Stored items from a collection
* * * * *
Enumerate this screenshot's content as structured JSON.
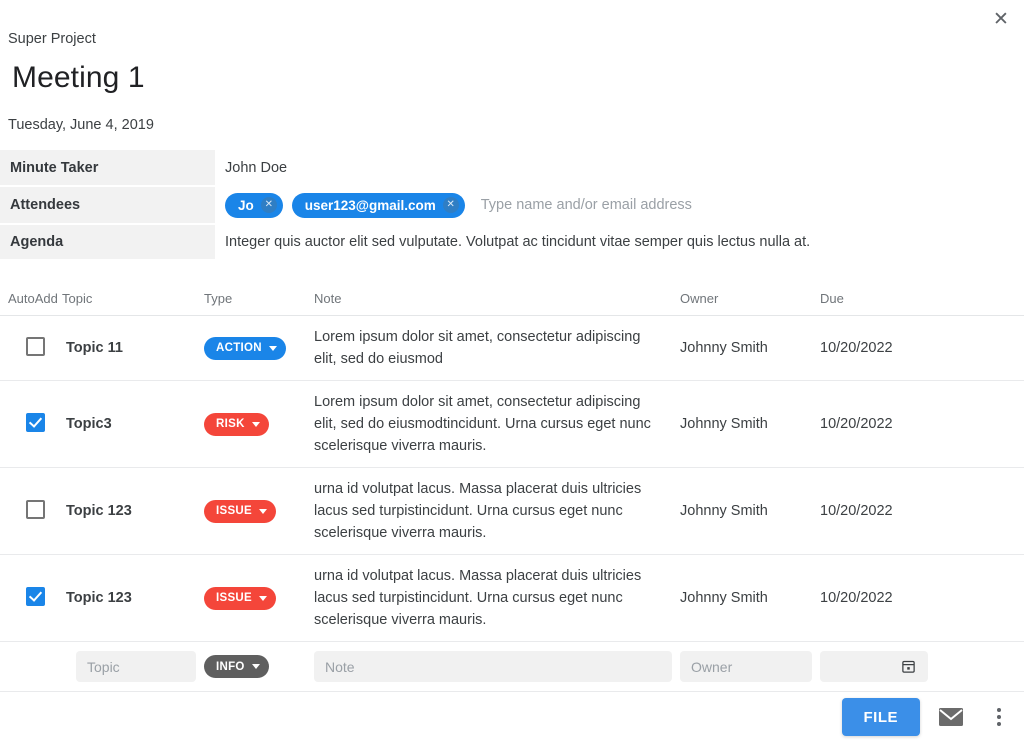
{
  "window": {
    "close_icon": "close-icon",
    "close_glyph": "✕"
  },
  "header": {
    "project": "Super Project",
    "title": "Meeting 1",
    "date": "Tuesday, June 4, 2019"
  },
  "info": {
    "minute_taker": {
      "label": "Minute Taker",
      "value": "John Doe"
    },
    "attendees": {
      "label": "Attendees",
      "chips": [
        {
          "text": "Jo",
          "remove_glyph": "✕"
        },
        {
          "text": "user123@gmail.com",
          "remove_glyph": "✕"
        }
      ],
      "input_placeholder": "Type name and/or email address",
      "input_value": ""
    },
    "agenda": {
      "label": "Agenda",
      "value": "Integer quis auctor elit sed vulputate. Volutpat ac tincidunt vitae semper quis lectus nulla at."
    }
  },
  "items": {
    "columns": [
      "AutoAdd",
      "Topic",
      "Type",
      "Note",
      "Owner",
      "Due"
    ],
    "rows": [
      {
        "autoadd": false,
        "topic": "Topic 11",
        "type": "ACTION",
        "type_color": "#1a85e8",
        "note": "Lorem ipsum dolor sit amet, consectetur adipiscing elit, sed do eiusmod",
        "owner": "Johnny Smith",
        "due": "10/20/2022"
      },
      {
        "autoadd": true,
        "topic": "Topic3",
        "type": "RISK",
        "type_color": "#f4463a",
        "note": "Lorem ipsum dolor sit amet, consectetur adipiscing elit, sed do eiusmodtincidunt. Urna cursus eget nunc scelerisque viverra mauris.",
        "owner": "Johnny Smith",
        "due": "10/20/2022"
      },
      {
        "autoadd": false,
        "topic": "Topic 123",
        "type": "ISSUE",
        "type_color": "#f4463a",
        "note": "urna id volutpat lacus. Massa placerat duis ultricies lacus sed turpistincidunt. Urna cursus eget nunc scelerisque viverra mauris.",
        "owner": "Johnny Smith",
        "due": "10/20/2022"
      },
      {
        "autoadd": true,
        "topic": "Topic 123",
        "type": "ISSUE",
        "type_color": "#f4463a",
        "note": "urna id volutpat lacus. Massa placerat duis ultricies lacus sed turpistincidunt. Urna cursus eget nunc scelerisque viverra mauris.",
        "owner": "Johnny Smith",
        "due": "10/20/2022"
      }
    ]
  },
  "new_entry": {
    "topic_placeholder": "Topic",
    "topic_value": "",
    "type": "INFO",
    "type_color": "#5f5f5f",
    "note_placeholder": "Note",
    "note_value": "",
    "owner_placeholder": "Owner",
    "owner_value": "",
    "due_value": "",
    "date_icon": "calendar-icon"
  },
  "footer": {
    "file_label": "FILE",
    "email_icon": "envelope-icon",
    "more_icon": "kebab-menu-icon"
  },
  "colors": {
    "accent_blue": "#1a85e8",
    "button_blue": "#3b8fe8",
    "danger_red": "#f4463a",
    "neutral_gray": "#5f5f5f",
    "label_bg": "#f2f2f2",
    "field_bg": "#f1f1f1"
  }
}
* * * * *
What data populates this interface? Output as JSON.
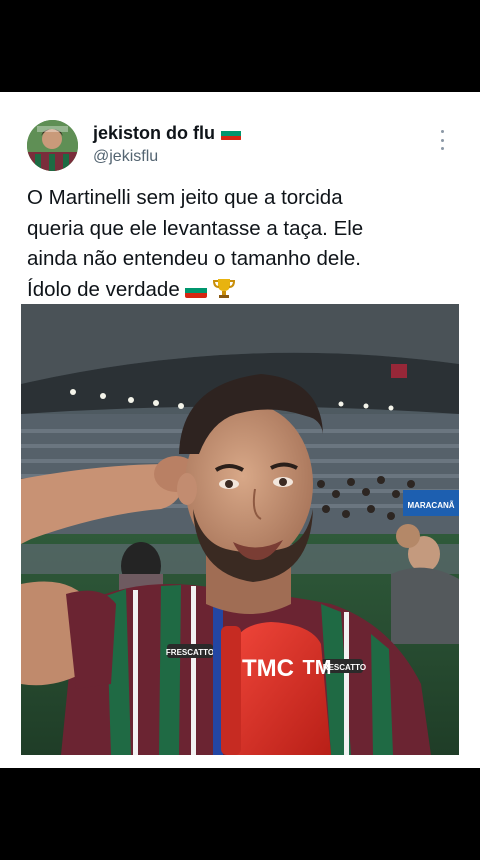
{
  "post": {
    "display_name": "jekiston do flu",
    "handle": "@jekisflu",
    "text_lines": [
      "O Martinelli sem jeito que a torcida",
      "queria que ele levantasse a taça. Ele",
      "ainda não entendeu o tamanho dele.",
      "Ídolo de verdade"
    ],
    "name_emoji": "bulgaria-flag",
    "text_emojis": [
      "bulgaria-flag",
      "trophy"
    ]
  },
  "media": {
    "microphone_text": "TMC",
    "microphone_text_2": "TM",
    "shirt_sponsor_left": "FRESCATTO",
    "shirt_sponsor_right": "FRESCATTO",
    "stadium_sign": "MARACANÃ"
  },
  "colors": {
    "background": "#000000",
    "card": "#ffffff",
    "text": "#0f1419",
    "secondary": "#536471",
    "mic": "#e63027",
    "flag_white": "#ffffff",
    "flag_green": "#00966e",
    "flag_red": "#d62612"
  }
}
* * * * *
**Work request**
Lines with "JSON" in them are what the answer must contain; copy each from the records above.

**Exercise solution**
Enumerate this screenshot's content as structured JSON.
What data populates this interface? Output as JSON.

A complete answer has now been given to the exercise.